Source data

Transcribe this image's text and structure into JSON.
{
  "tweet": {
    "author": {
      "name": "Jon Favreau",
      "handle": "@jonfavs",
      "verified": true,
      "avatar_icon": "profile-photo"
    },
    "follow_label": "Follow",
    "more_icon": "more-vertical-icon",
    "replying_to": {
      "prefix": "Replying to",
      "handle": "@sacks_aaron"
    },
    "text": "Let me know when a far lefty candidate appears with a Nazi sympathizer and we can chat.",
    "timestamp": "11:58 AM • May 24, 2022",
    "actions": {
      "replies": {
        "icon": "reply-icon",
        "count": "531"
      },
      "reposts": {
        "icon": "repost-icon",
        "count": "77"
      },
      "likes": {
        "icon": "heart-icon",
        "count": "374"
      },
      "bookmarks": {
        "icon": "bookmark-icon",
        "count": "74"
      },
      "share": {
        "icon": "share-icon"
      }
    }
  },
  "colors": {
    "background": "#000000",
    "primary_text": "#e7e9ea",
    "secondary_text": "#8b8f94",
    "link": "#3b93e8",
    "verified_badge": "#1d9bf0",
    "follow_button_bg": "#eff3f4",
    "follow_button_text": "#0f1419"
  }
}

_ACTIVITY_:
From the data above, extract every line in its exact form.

_RESULT OF THE EXERCISE_:
Transcribe this image's text and structure into JSON.
{
  "tweet": {
    "author": {
      "name": "Jon Favreau",
      "handle": "@jonfavs",
      "verified": true,
      "avatar_icon": "profile-photo"
    },
    "follow_label": "Follow",
    "more_icon": "more-vertical-icon",
    "replying_to": {
      "prefix": "Replying to",
      "handle": "@sacks_aaron"
    },
    "text": "Let me know when a far lefty candidate appears with a Nazi sympathizer and we can chat.",
    "timestamp": "11:58 AM • May 24, 2022",
    "actions": {
      "replies": {
        "icon": "reply-icon",
        "count": "531"
      },
      "reposts": {
        "icon": "repost-icon",
        "count": "77"
      },
      "likes": {
        "icon": "heart-icon",
        "count": "374"
      },
      "bookmarks": {
        "icon": "bookmark-icon",
        "count": "74"
      },
      "share": {
        "icon": "share-icon"
      }
    }
  },
  "colors": {
    "background": "#000000",
    "primary_text": "#e7e9ea",
    "secondary_text": "#8b8f94",
    "link": "#3b93e8",
    "verified_badge": "#1d9bf0",
    "follow_button_bg": "#eff3f4",
    "follow_button_text": "#0f1419"
  }
}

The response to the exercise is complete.